Aid has been arriving throughout the week, according to Coleman Alejandro, but it's still not enough. On Sunday, the Nicaraguan government, with the support of the Nicaraguan Red Cross, sent an aid caravan with food and hygiene kits to communities in the northern Caribbean coast affected by Hurricane Eta, according to a statement from the National System for the Prevention, Mitigation and Attention of Disasters (SINAPRED).
The brigade included 39 volunteers.
"Our colleagues are going to try to arrive as quickly as possible, considering the other event that is approaching us, in order to be there before any circumstance," said Sinapred Director Guillermo González.
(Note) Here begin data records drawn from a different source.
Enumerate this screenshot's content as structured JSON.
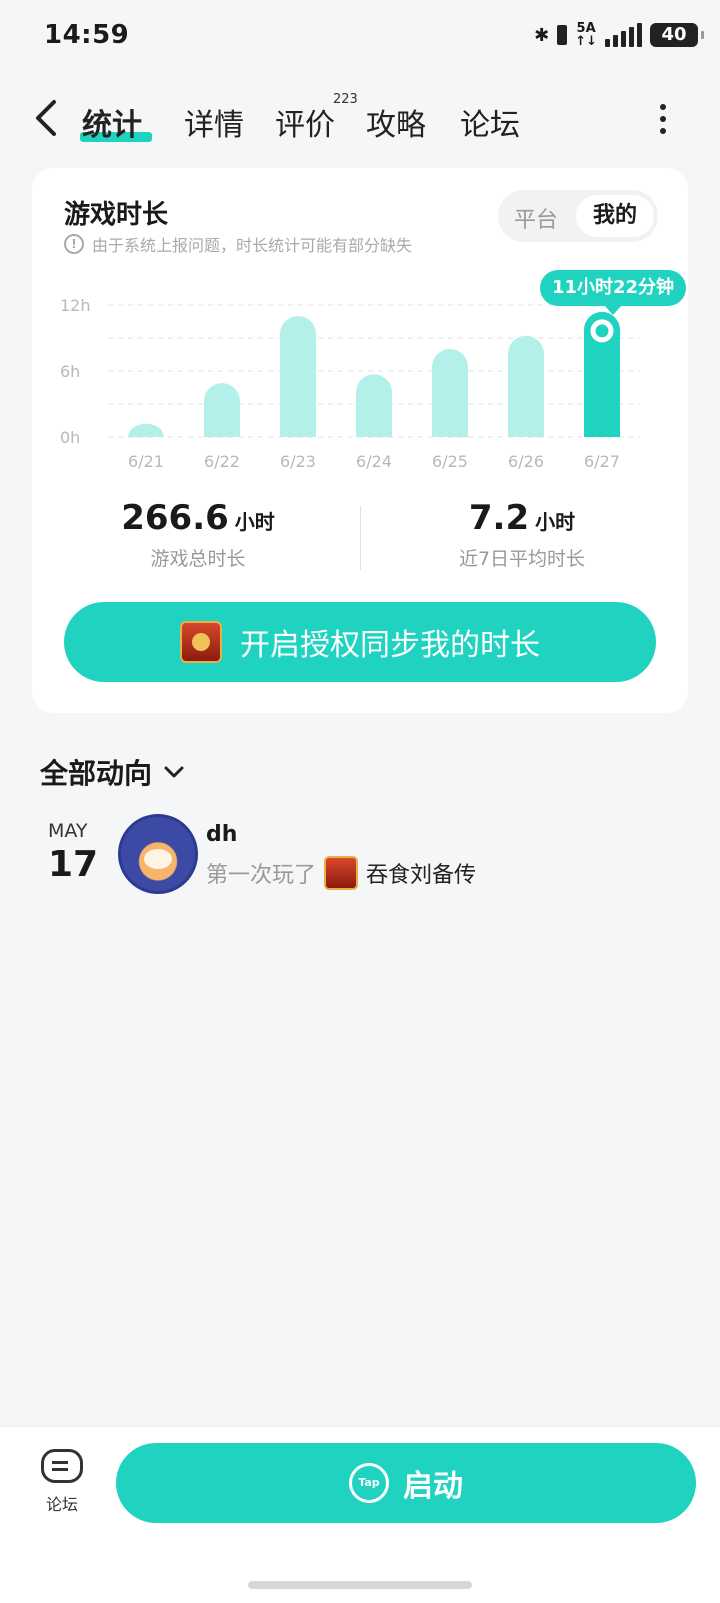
{
  "status": {
    "time": "14:59",
    "network": "5A",
    "battery": "40"
  },
  "nav": {
    "tabs": [
      {
        "label": "统计"
      },
      {
        "label": "详情"
      },
      {
        "label": "评价",
        "badge": "223"
      },
      {
        "label": "攻略"
      },
      {
        "label": "论坛"
      }
    ]
  },
  "card": {
    "title": "游戏时长",
    "notice": "由于系统上报问题，时长统计可能有部分缺失",
    "segment": [
      "平台",
      "我的"
    ],
    "tooltip": "11小时22分钟",
    "stats": [
      {
        "value": "266.6",
        "unit": "小时",
        "label": "游戏总时长"
      },
      {
        "value": "7.2",
        "unit": "小时",
        "label": "近7日平均时长"
      }
    ],
    "sync_button": "开启授权同步我的时长"
  },
  "chart_data": {
    "type": "bar",
    "categories": [
      "6/21",
      "6/22",
      "6/23",
      "6/24",
      "6/25",
      "6/26",
      "6/27"
    ],
    "values": [
      1.2,
      4.9,
      11.0,
      5.7,
      8.0,
      9.2,
      11.37
    ],
    "y_ticks": [
      "12h",
      "6h",
      "0h"
    ],
    "ylim": [
      0,
      12
    ],
    "grid": true,
    "colors": {
      "normal": "#b3f0ea",
      "selected": "#1fd3c0"
    },
    "selected_index": 6
  },
  "feed": {
    "title": "全部动向",
    "items": [
      {
        "month": "MAY",
        "day": "17",
        "user": "dh",
        "action": "第一次玩了",
        "game": "吞食刘备传"
      }
    ]
  },
  "bottom": {
    "forum_label": "论坛",
    "launch_label": "启动",
    "tap_text": "Tap"
  }
}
"The population experiences stress at a time of crisis, especially children, women and elderly people," he said. In a statement, president of the Nicaraguan Red Cross Oscar Gutiérrez, said getting clean water was the first priority. The second was psychological and social support for "people and kids who lost everything."
An estimated 80,000 Nicaraguans could be affected by Hurricane Iota, according to the Nicaraguan government.
Across Central America, more than 3 million people were affected by Hurricane Eta, with the most damage in Honduras where extreme flooding affected more than 2 million people, according to the International Red Cross.
At least 250 people died across the region after flooding reached to the roofs and landslides buried homes with residents inside. The World Food Program estimates millions in Central America need food assistance after Hurricane Eta in a region already suffering from the impacts of climate change.
"Eta arrived at the worst moment, making life more difficult for millions of people who have been affected for years by erratic climate and recently by the socioeconomic crisis caused by COVID-19," said Miguel Barreto, World Food Program Regional Director for Latin America and the Caribbean, in a statement on Friday, Nov. 13. "It also worries us that rain and flooding could destroy the next harvest, which subsistence farmers depend on."
Hurricane Iota is the latest storm on record to attain Category 5 strength. It also ranks the second strongest November hurricane on record.Iota's peak winds leaped 40 mph in six hours Sunday night, quadrupling the criteria for hurricane rapid intensification, which is a 35 mph increase in 24 hours.
Its sudden strengthening was also reflected by a sudden drop in pressure, toppling 61 millibars in 24 hours, the fourth fastest rate on record, only trailing hurricanes Gilbert (1988), Rita (2005), and Wilma (2005).
This kind of rapid intensification is becoming more likely due to warming ocean waters from human-caused climate change. The water temperatures east of Nicaragua, where Iota has explosively strengthened, have warmed markedly in recent decades during November and December. Iota's intensity and rapid strengthening have helped make the 2020 season even more exceptional compared to past seasons:
- This is the first hurricane season on record featuring two major (Category 3 or higher) hurricanes on record, following Eta earlier this month.
- Iota is the 6th major hurricane of the 2020 season, tying six other seasons for the second most in a year
The latter half of the hurricane season has been particularly remarkable, as four of the last the six named storms to form, all named after Greek letter, have become major hurricanes. Storms named using the Greek alphabet have produced the equivalent energy of an average entire hurricane season. This year marks the fifth straight with a Category 5 forming in the tropical Atlantic, the longest stretch on record. Iota is the 7th Category 5 storm during that span.